Phil also frequently described himself as the only person who could have made Ronnie. or any of his other discoveries, stars, or at very least famous.

After reading Ronnie’s memoir years back (early nineties’ I’m guessing), I built some vague ideas and questions that had been rattling around in my head for about a decade (about how long it had been since I first heard “Be My Baby”), into a conclusion.

The conclusion: Phil Spector was the only person who could have kept Ronnie Bennett from becoming a superstar, and he used a three-step process. He signed her. Then he married her. Then he–no other word for it–tortured her.

You can read the book and find out the details–including the day John Lennon visited divorce court as a friend of both parties and came face to face with who Phil Spector really was.

Knowing all that, I still never quite understood “Be My Baby” as anything more than a great record with a great vocal.

Today, though, listening to the final volume of the Bear Family’s bottomless survey of “doo-wop,” broadly redefined as the vocal music of Black and Urban Immigrant America from 1938 to 1963, prepared for “Be My Baby” to fit the concept just like so many others (especially the early Motown acts, even including the Supremes and the Temptations) who aren’t usually included in the narrative had done.

I was still prepared for it when the famous intro, courtesy of Hal Blaine, brought the usual smile.

I wasn’t prepared for the Voice.

Having heard it a thousand times didn’t prepare me for it to cut through not only Spector’s gargantuan production, but every record that preceded it, not only on this final disc, but every disc that covered the twenty-five previous years. Today, on the way back from the doctor’s office, it hit me the way it must have hit Phil Spector, John Lennon, Brian Wilson….as something new and startling in the world.

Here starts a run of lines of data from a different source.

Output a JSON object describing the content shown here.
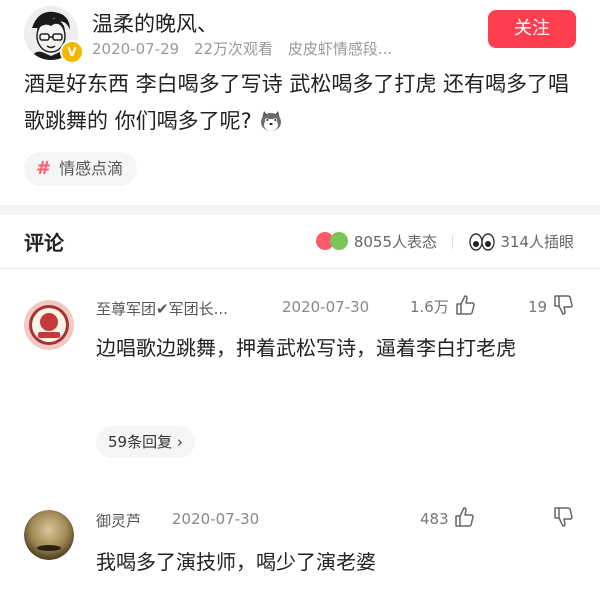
{
  "post": {
    "author": "温柔的晚风、",
    "date": "2020-07-29",
    "views": "22万次观看",
    "source": "皮皮虾情感段...",
    "follow_label": "关注",
    "text": "酒是好东西 李白喝多了写诗 武松喝多了打虎 还有喝多了唱歌跳舞的 你们喝多了呢?",
    "tag_symbol": "#",
    "tag": "情感点滴"
  },
  "comments_header": {
    "title": "评论",
    "reactions_count": "8055人表态",
    "eye_count": "314人插眼"
  },
  "comments": [
    {
      "name": "至尊军团✔军团长...",
      "date": "2020-07-30",
      "likes": "1.6万",
      "dislikes": "19",
      "text": "边唱歌边跳舞，押着武松写诗，逼着李白打老虎",
      "replies_label": "59条回复",
      "reply_chevron": "›"
    },
    {
      "name": "御灵芦",
      "date": "2020-07-30",
      "likes": "483",
      "dislikes": "",
      "text": "我喝多了演技师，喝少了演老婆"
    }
  ],
  "colors": {
    "accent": "#ff3e4f",
    "badge": "#f5b800"
  }
}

It hit me as something completely new, no matter how much its similarities to Frankie Lymon and Brenda Lee were still obvious. They never had to fight Phil Spector’s Wall of Sound and none of those who did ever made it sound so easy to blast a clean hole through it.

Today, Ronnie did.

Maybe it was the Bear Family’s famously superior mastering or having surround sound in the car or just the mood I was in (getting past my annual with the endo is always a relief).

Maybe it was just that the sprinkling of girl group records in the latter volumes of the series had made me rediscover how different the quality of female yearning was from any attitude copped by the boys of that or any era.

Whatever it was, today, like no day before, she was the Voice, maybe because the Lost World she represented seemed even more lost than all the other Lost Worlds surrounding her.

Be sure to stay tuned for the conversation which, among other things, covers their plans for the upcoming “Christmas album” which would be A Christmas Gift tor You from Philles Records (later Phil Spector), the greatest Christmas album ever made and, of course, released the day John Kennedy was assassinated…the day John Lennon had to step in and save us from.

You  know. For a while.

I really recommend reading Ronnie’s book, but for those who would like a shorthand version, you can go here for the gist.